We override the color scheme value to dark, which makes ColorSchemeSensitiveView present as dark appearance regardless of device preference.

ColorSchemeSensitiveView stays in dark appearance even though the device color scheme change
ColorSchemeSensitiveView stays in dark appearance even though the device color scheme change

Environment override priority

The environment(_:_:) modifier affects the given view, as well as that view’s descendant views. It has no effect outside the view hierarchy on which you call it.

If we set environment value in many ancestor views, the child's view will read its closest parent value.

Here is an example of ColorSchemeSensitiveView with different environment value override.

struct ContentView: View {
@Environment(\.colorScheme) private var colorScheme

var body: some View {
VStack(spacing: 20) {
ColorSchemeSensitiveView() // <1>
VStack(spacing: 20) {
ColorSchemeSensitiveView() // <2>
.environment(\.colorScheme, .light)
ColorSchemeSensitiveView() // <3>
}.environment(\.colorScheme, .dark)
}
}
}

<1> The first ColorSchemeSensitiveView doesn't have any environment value override, so it picks up the color scheme from the device.
<2> The second ColorSchemeSensitiveView has two environment override, one from its parent and one on its own. The one assigned to itself has higher priority, so ColorSchemeSensitiveView show as .ligth appearance.
<3> The third ColorSchemeSensitiveView get an environment override of .dark from its parent, VStack.

Light appearance

  • The first one will pick up the same color scheme as the device, which is light.
  • The second one getting override by its own .environment(\.colorScheme, .light) and show as light appearance.
  • The last one gets an environment override of dark from its parent, VStack.
Result in light appearance
Result in light appearance

Dark appearance

  • The first one will pick up the same color scheme as the device, which is dark.
  • The second one getting override by its own .environment(\.colorScheme, .light) and show as light appearance.
  • The last one gets an environment override of dark from its parent, VStack.
Result in dark appearance
Result in dark appearance
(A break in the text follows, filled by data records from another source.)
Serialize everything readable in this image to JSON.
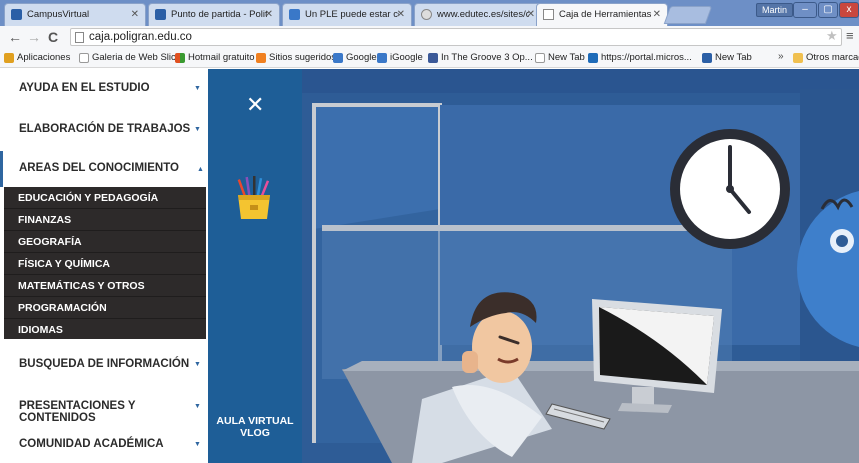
{
  "browser": {
    "tabs": [
      {
        "title": "CampusVirtual",
        "icon_color": "#2b5fa6"
      },
      {
        "title": "Punto de partida - Politec",
        "icon_color": "#2b5fa6"
      },
      {
        "title": "Un PLE puede estar comp",
        "icon_color": "#3a78c8"
      },
      {
        "title": "www.edutec.es/sites/defa",
        "icon_color": "#8a8a8a"
      },
      {
        "title": "Caja de Herramientas - Po",
        "icon_color": "#ffffff"
      }
    ],
    "user_label": "Martin",
    "window_controls": {
      "minimize": "–",
      "maximize": "▢",
      "close": "x"
    },
    "url": "caja.poligran.edu.co",
    "bookmarks": [
      {
        "label": "Aplicaciones",
        "icon_color": "#e0a020"
      },
      {
        "label": "Galeria de Web Slice",
        "icon_color": "#ffffff"
      },
      {
        "label": "Hotmail gratuito",
        "icon_color": "#e05020"
      },
      {
        "label": "Sitios sugeridos",
        "icon_color": "#f08020"
      },
      {
        "label": "Google",
        "icon_color": "#3a78c8"
      },
      {
        "label": "iGoogle",
        "icon_color": "#3a78c8"
      },
      {
        "label": "In The Groove 3 Op...",
        "icon_color": "#3b5998"
      },
      {
        "label": "New Tab",
        "icon_color": "#ffffff"
      },
      {
        "label": "https://portal.micros...",
        "icon_color": "#1e6bb8"
      },
      {
        "label": "New Tab",
        "icon_color": "#2b5fa6"
      }
    ],
    "bookmarks_more": "»",
    "other_bookmarks": "Otros marcadores"
  },
  "sidenav": {
    "items": [
      {
        "label": "AYUDA EN EL ESTUDIO",
        "open": false
      },
      {
        "label": "ELABORACIÓN DE TRABAJOS",
        "open": false
      },
      {
        "label": "AREAS DEL CONOCIMIENTO",
        "open": true
      },
      {
        "label": "BUSQUEDA DE INFORMACIÓN",
        "open": false
      },
      {
        "label": "PRESENTACIONES Y CONTENIDOS",
        "open": false
      },
      {
        "label": "COMUNIDAD ACADÉMICA",
        "open": false
      }
    ],
    "submenu": [
      "EDUCACIÓN Y PEDAGOGÍA",
      "FINANZAS",
      "GEOGRAFÍA",
      "FÍSICA Y QUÍMICA",
      "MATEMÁTICAS Y OTROS",
      "PROGRAMACIÓN",
      "IDIOMAS"
    ]
  },
  "panel": {
    "close_glyph": "✕",
    "bottom_label_line1": "AULA VIRTUAL",
    "bottom_label_line2": "VLOG"
  },
  "colors": {
    "panel_blue": "#1e5e97",
    "submenu_bg": "#2d2a2a",
    "accent": "#2f66a0",
    "scene_wall": "#2f5f9a",
    "tab_strip": "#6d8fc6"
  }
}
Result

Conclusion

@Environment is an excellent concept. It exposes an app-wide configuration to a view in a friendly way. It is a singleton, which I think is fine since the name expresses its intention that it is an environment variable. You should expect it to share across the app. Even though it acts in a singleton manner, it also provides a dependency injection capability, making it easy to test and adapt to your own needs.

Even though all the examples of environment value in this article are device settings, @Environment isn't limited to that kind of value. It also includes view values such as lineLimit and font. This makes the environment variable a very powerful concept.

Releated Resources


Read more article about SwiftUI, Data, or see all available topic

Feel free to follow me on Twitter and ask your questions related to this post. Thanks for reading and see you next time.

If you enjoy my writing, please check out my Patreon https://www.patreon.com/sarunw and become my supporter. Sharing the article is also greatly appreciated.

Become a patron Tweet Share
Previous
Create a list of views in SwiftUI using ForEach

Part 1 in the series "Building Lists and Navigation in SwiftUI". We visit the first building block of any list view, content, and how to create them.

Next
How to use ScrollView in SwiftUI

Part 2 in the series "Building Lists and Navigation in SwiftUI". We will explore a ScrollView, UIScrollView equivalent in SwiftUI.

← Home